■ **WHAT THE TASK ASKS**
The answer is an exact copy of the lines from the one with "Extract the structured" to the end of the listing below, pictures left out.

■ **SOURCE MATERIAL**

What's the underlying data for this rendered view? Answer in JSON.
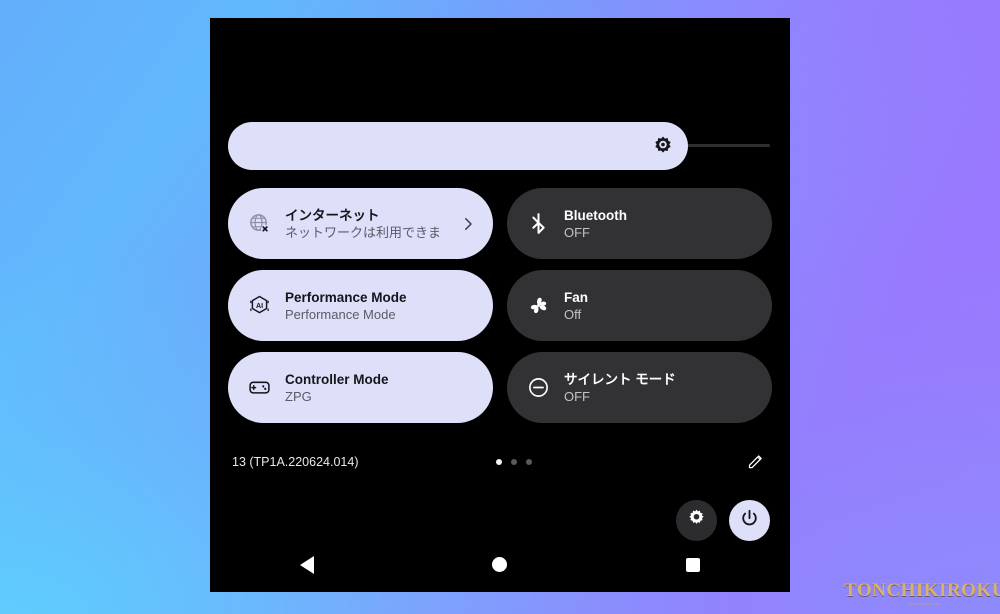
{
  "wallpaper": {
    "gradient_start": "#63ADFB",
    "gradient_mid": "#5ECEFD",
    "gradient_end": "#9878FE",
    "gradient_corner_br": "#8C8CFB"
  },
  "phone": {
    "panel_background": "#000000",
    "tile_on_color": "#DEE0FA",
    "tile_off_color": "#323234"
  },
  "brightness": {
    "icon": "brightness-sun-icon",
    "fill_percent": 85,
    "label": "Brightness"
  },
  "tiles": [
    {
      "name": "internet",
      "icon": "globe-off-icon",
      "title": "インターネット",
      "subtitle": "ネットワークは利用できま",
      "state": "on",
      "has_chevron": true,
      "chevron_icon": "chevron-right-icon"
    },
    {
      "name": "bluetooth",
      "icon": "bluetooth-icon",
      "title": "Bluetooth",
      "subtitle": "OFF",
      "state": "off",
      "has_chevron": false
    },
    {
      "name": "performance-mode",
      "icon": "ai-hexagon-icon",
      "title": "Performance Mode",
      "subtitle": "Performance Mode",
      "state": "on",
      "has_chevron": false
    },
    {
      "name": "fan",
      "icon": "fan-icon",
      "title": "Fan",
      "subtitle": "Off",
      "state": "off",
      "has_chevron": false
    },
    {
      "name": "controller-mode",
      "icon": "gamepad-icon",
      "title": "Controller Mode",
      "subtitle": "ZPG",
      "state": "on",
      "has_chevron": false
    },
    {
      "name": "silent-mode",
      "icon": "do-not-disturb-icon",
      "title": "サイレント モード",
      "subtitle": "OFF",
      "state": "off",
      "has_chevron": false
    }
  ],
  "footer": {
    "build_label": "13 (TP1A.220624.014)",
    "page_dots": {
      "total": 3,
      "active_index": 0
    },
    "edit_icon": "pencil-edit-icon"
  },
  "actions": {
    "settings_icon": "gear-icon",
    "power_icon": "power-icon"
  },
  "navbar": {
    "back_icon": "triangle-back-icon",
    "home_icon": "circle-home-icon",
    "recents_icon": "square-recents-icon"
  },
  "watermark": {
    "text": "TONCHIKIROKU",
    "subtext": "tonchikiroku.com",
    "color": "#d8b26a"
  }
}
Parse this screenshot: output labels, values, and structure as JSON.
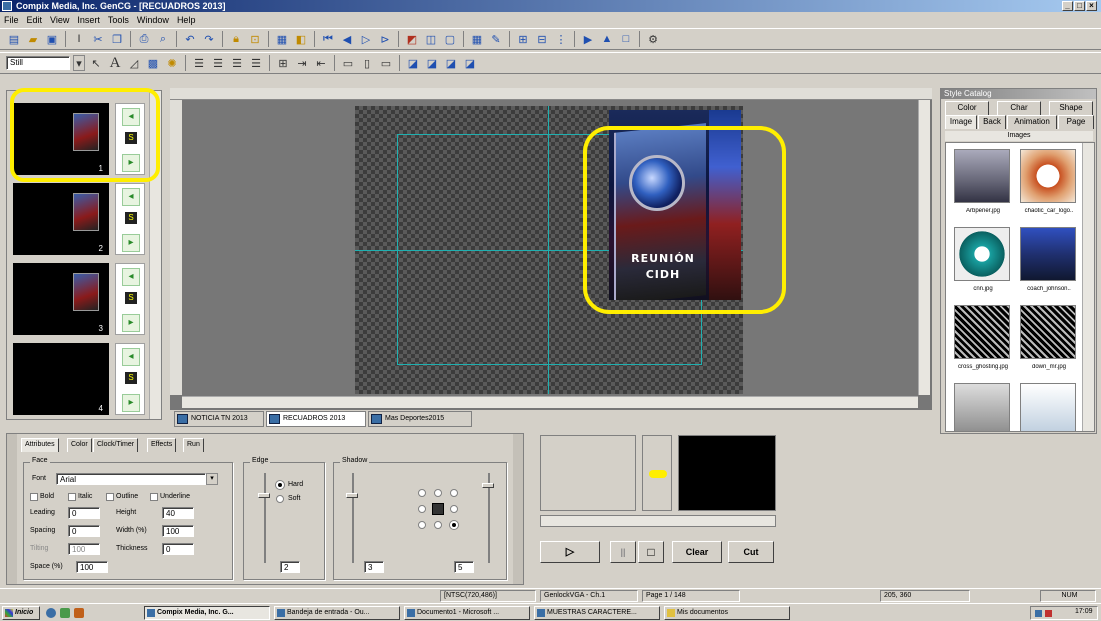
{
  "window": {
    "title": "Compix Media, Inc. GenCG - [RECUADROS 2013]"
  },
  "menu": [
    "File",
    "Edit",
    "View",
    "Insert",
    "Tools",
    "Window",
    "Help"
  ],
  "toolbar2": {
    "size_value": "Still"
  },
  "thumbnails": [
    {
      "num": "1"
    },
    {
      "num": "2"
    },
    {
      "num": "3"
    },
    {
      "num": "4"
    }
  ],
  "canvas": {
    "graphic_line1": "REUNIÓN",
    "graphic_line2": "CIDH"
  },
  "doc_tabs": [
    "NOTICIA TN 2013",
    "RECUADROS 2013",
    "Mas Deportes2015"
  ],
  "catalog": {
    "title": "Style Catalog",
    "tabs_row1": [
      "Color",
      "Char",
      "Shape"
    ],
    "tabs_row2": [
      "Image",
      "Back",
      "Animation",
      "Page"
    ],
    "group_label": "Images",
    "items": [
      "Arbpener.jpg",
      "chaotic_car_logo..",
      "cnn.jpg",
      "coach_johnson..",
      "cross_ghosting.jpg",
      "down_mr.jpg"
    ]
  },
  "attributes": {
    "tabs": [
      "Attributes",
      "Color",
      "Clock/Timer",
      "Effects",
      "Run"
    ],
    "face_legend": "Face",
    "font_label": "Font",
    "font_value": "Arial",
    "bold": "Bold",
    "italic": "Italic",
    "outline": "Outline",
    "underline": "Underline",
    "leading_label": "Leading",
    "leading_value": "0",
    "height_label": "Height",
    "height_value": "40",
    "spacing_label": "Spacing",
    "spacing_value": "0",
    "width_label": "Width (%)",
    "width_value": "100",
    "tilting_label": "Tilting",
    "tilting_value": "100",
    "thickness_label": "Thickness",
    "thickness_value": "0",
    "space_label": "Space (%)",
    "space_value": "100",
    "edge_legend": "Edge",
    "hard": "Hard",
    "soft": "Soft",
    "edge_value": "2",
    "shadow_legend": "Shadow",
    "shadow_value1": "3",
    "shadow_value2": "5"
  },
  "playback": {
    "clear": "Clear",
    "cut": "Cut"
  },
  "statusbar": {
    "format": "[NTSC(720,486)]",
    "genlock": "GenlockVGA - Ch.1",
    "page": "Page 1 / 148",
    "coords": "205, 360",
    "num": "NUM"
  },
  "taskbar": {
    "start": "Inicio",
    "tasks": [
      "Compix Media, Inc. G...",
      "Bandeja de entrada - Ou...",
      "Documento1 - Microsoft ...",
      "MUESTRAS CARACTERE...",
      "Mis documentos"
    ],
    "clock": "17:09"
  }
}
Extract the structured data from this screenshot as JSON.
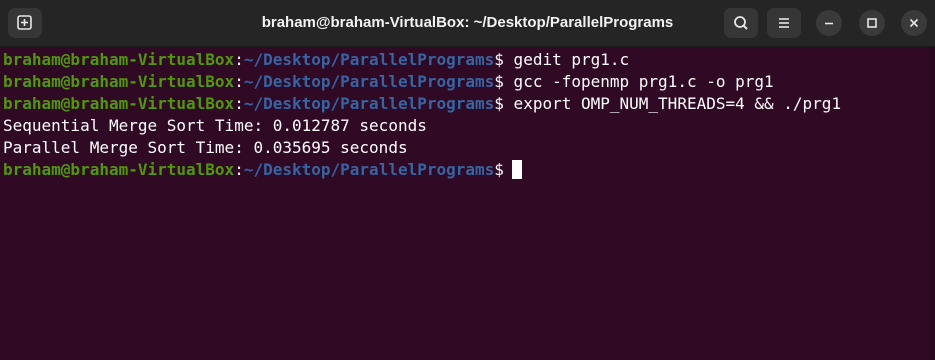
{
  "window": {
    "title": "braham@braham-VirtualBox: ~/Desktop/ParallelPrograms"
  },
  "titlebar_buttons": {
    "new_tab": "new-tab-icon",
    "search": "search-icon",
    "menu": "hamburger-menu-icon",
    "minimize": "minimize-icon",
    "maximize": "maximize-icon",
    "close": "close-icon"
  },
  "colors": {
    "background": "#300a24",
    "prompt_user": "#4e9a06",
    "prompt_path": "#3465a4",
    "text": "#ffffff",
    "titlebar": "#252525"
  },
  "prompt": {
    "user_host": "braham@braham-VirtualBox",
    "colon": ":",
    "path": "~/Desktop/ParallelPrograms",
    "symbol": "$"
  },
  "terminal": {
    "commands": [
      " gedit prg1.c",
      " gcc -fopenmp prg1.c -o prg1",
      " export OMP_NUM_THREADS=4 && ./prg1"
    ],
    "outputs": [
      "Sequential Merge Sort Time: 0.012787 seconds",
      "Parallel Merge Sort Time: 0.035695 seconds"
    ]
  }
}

■ **ANSWER AREA**
Extract the structured data from this screenshot as JSON.
{
  "window": {
    "title": "braham@braham-VirtualBox: ~/Desktop/ParallelPrograms"
  },
  "titlebar_buttons": {
    "new_tab": "new-tab-icon",
    "search": "search-icon",
    "menu": "hamburger-menu-icon",
    "minimize": "minimize-icon",
    "maximize": "maximize-icon",
    "close": "close-icon"
  },
  "colors": {
    "background": "#300a24",
    "prompt_user": "#4e9a06",
    "prompt_path": "#3465a4",
    "text": "#ffffff",
    "titlebar": "#252525"
  },
  "prompt": {
    "user_host": "braham@braham-VirtualBox",
    "colon": ":",
    "path": "~/Desktop/ParallelPrograms",
    "symbol": "$"
  },
  "terminal": {
    "commands": [
      " gedit prg1.c",
      " gcc -fopenmp prg1.c -o prg1",
      " export OMP_NUM_THREADS=4 && ./prg1"
    ],
    "outputs": [
      "Sequential Merge Sort Time: 0.012787 seconds",
      "Parallel Merge Sort Time: 0.035695 seconds"
    ]
  }
}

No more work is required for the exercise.